Off the Kuff Rotating Header Image

We do have casino gambling in Texas

With all the talk about slot machines at horse racing tracks and legalized casinos, it’s easy to forget that there already is one legal casino in Texas.

As the busloads of seniors and other low rollers pulled in from San Antonio for a day of gaming at the Lucky Eagle Casino, demolition crews were busy tearing down an adjacent concrete dome.

If all goes well, by mid-2013, a new 250-room hotel and expanded casino will take the place of the ill-conceived dome built for concerts and boxing matches by an earlier tribal administration.

The scene neatly captures the dramatic changes of the past decade for the Kickapoo Indians, who still offer the state’s only casino gambling on their small reservation by the Rio Grande.

Peace and prosperity have replaced the upheaval, legal battles and insolvency that not long ago bedeviled the Kickapoo, allowing them to launch an ambitious development project that includes improved gaming facilities.

“The tribe is in extremely good health economically. We’re doing a $90 million improvement project, of which we’ll borrow about $50 million, with the rest coming from the tribe,” said tribal administrator Don Spaulding.

[…]

The money machine that makes it all possible, of course, is the glittering casino that never closes. Restricted to what is known as Class II gambling, one notch below Las Vegas-style gaming, the casino offers machine games, poker and bingo, and it caters to clients from San Antonio and the Rio Grande Valley.

The tribe divulges little financial information, but did report that last year its casino had more than 1.1 million visitors and paid out more than $30 million in winnings.

“On July 23, we had a million-dollar winner. I think that was the biggest prize the casino has ever had,” said casino manager Robin Miller.

The facility will soon hold 2,500 gaming machines, up from 1,500 when Miller arrived two years ago.

With the planned improvements, she said, the Lucky Eagle will be more competitive with the big casinos in Oklahoma and Louisiana. And when the hotel opens, players will be able to make it more than a day trip.

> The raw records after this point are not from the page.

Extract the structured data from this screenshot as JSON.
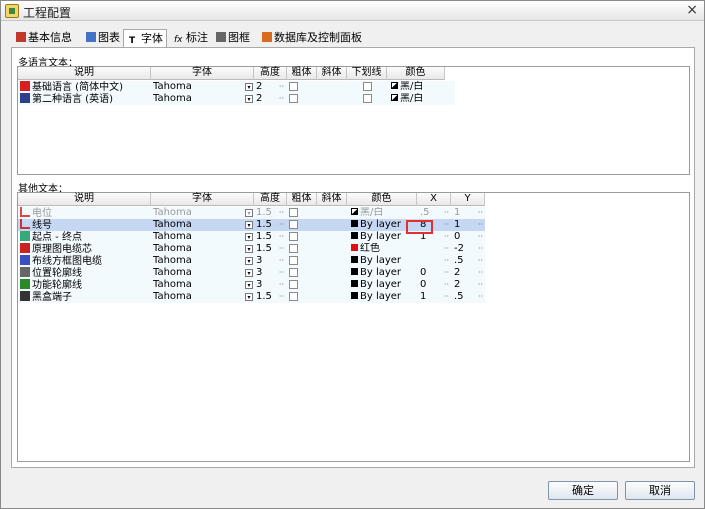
{
  "window": {
    "title": "工程配置",
    "close_glyph": "×"
  },
  "tabs": [
    {
      "label": "基本信息",
      "icon": "book-icon"
    },
    {
      "label": "图表",
      "icon": "chart-icon"
    },
    {
      "label": "字体",
      "icon": "font-icon",
      "active": true
    },
    {
      "label": "标注",
      "icon": "fx-icon"
    },
    {
      "label": "图框",
      "icon": "frame-icon"
    },
    {
      "label": "数据库及控制面板",
      "icon": "database-icon"
    }
  ],
  "multilang": {
    "label": "多语言文本：",
    "headers": [
      "说明",
      "字体",
      "高度",
      "粗体",
      "斜体",
      "下划线",
      "颜色"
    ],
    "rows": [
      {
        "desc": "基础语言 (简体中文)",
        "icon": "flag-cn-icon",
        "font": "Tahoma",
        "height": "2",
        "ellipsis": "··",
        "color": "黑/白"
      },
      {
        "desc": "第二种语言 (英语)",
        "icon": "flag-uk-icon",
        "font": "Tahoma",
        "height": "2",
        "ellipsis": "··",
        "color": "黑/白"
      }
    ]
  },
  "other": {
    "label": "其他文本：",
    "headers": [
      "说明",
      "字体",
      "高度",
      "粗体",
      "斜体",
      "颜色",
      "X",
      "Y"
    ],
    "rows": [
      {
        "desc": "电位",
        "icon": "potential-icon",
        "font": "Tahoma",
        "height": "1.5",
        "color": "黑/白",
        "swatch": "bw",
        "x": ".5",
        "y": "1",
        "dim": true
      },
      {
        "desc": "线号",
        "icon": "wire-number-icon",
        "font": "Tahoma",
        "height": "1.5",
        "color": "By layer",
        "swatch": "black",
        "x": "8",
        "y": "1",
        "selected": true
      },
      {
        "desc": "起点 - 终点",
        "icon": "start-end-icon",
        "font": "Tahoma",
        "height": "1.5",
        "color": "By layer",
        "swatch": "black",
        "x": "1",
        "y": "0"
      },
      {
        "desc": "原理图电缆芯",
        "icon": "cable-core-icon",
        "font": "Tahoma",
        "height": "1.5",
        "color": "红色",
        "swatch": "red",
        "x": "",
        "y": "-2"
      },
      {
        "desc": "布线方框图电缆",
        "icon": "wiring-cable-icon",
        "font": "Tahoma",
        "height": "3",
        "color": "By layer",
        "swatch": "black",
        "x": "",
        "y": ".5"
      },
      {
        "desc": "位置轮廓线",
        "icon": "location-outline-icon",
        "font": "Tahoma",
        "height": "3",
        "color": "By layer",
        "swatch": "black",
        "x": "0",
        "y": "2"
      },
      {
        "desc": "功能轮廓线",
        "icon": "function-outline-icon",
        "font": "Tahoma",
        "height": "3",
        "color": "By layer",
        "swatch": "black",
        "x": "0",
        "y": "2"
      },
      {
        "desc": "黑盒端子",
        "icon": "blackbox-terminal-icon",
        "font": "Tahoma",
        "height": "1.5",
        "color": "By layer",
        "swatch": "black",
        "x": "1",
        "y": ".5"
      }
    ]
  },
  "buttons": {
    "ok": "确定",
    "cancel": "取消"
  },
  "misc": {
    "ellipsis": "··",
    "dropdown_glyph": "▾"
  }
}
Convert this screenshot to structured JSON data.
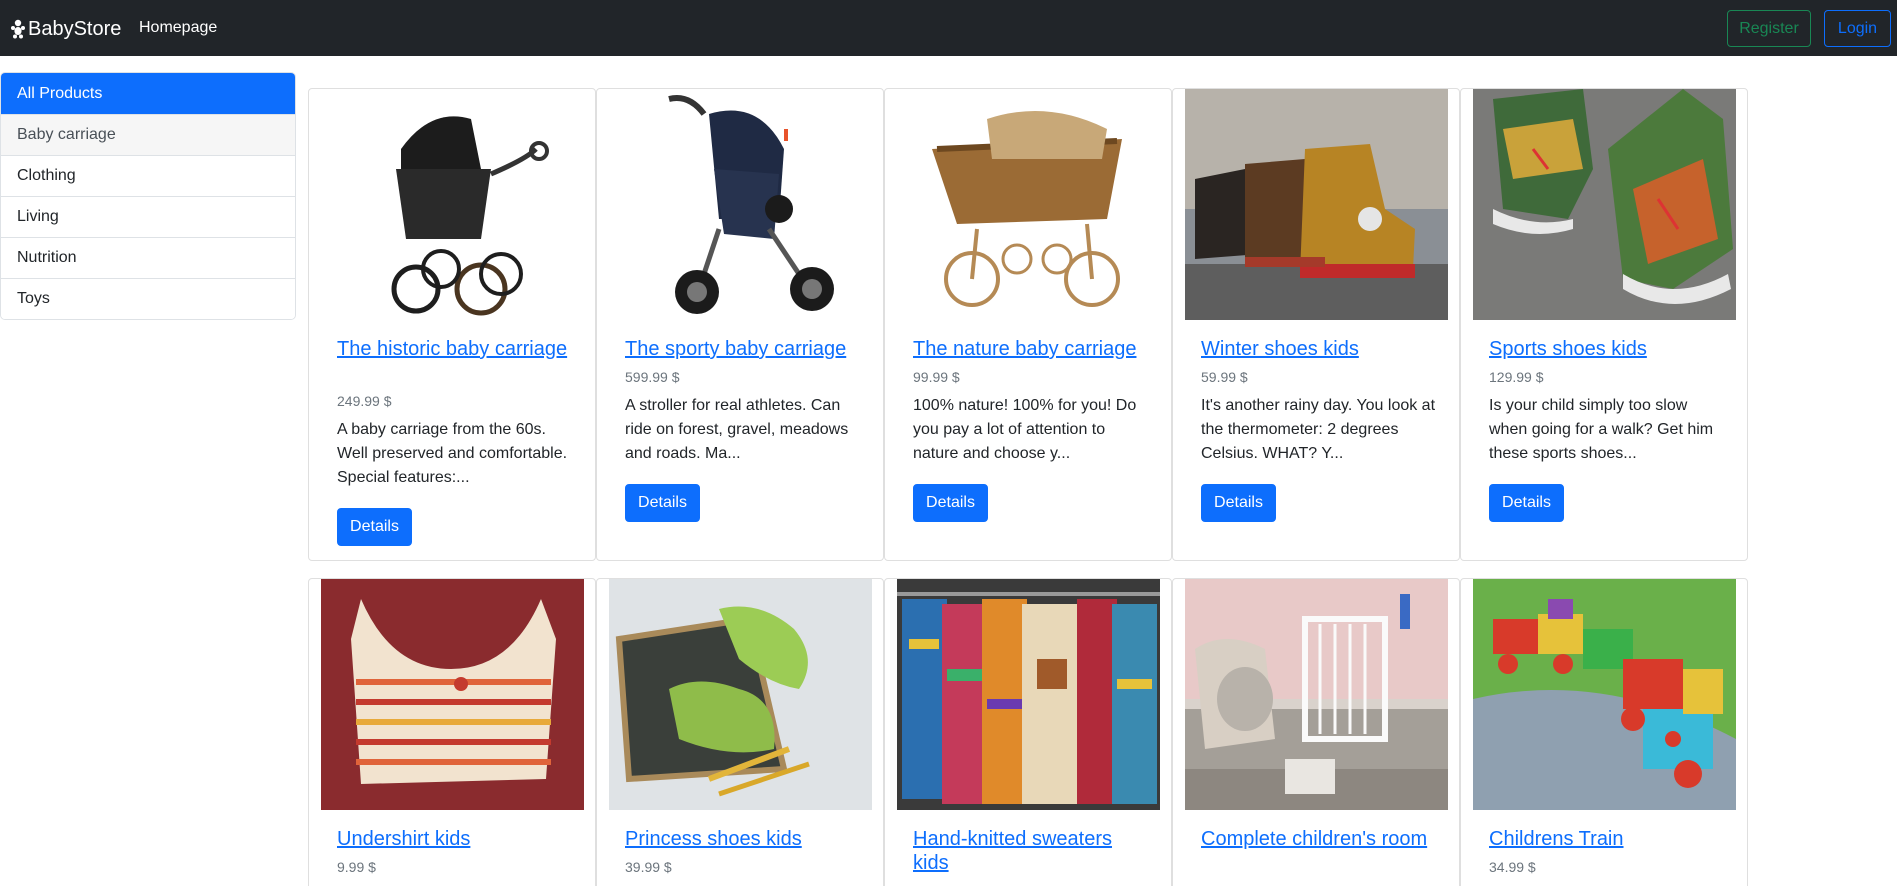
{
  "navbar": {
    "brand": "BabyStore",
    "homepage": "Homepage",
    "register": "Register",
    "login": "Login"
  },
  "sidebar": {
    "items": [
      {
        "label": "All Products"
      },
      {
        "label": "Baby carriage"
      },
      {
        "label": "Clothing"
      },
      {
        "label": "Living"
      },
      {
        "label": "Nutrition"
      },
      {
        "label": "Toys"
      }
    ]
  },
  "products": [
    {
      "title": "The historic baby carriage",
      "price": "249.99 $",
      "description": "A baby carriage from the 60s. Well preserved and comfortable. Special features:...",
      "button": "Details",
      "image": "vintage-black-pram"
    },
    {
      "title": "The sporty baby carriage",
      "price": "599.99 $",
      "description": "A stroller for real athletes. Can ride on forest, gravel, meadows and roads. Ma...",
      "button": "Details",
      "image": "jogging-stroller"
    },
    {
      "title": "The nature baby carriage",
      "price": "99.99 $",
      "description": "100% nature! 100% for you! Do you pay a lot of attention to nature and choose y...",
      "button": "Details",
      "image": "wicker-pram"
    },
    {
      "title": "Winter shoes kids",
      "price": "59.99 $",
      "description": "It's another rainy day. You look at the thermometer: 2 degrees Celsius. WHAT? Y...",
      "button": "Details",
      "image": "winter-boots"
    },
    {
      "title": "Sports shoes kids",
      "price": "129.99 $",
      "description": "Is your child simply too slow when going for a walk? Get him these sports shoes...",
      "button": "Details",
      "image": "sneakers"
    },
    {
      "title": "Undershirt kids",
      "price": "9.99 $",
      "image": "striped-undershirt"
    },
    {
      "title": "Princess shoes kids",
      "price": "39.99 $",
      "image": "green-shoes"
    },
    {
      "title": "Hand-knitted sweaters kids",
      "price": "",
      "image": "knitted-sweaters"
    },
    {
      "title": "Complete children's room",
      "price": "",
      "image": "nursery-room"
    },
    {
      "title": "Childrens Train",
      "price": "34.99 $",
      "image": "toy-train"
    }
  ],
  "colors": {
    "navbar": "#212529",
    "primary": "#0d6efd",
    "success": "#198754",
    "muted": "#6c757d"
  }
}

I’m curious what, if anything, is the state’s take from this. If nothing else, the numbers from this casino, before and after expansion, will provide some objective basis for evaluating what a Texas with more legal gambling might look like.

Related Posts:

Comments are closed.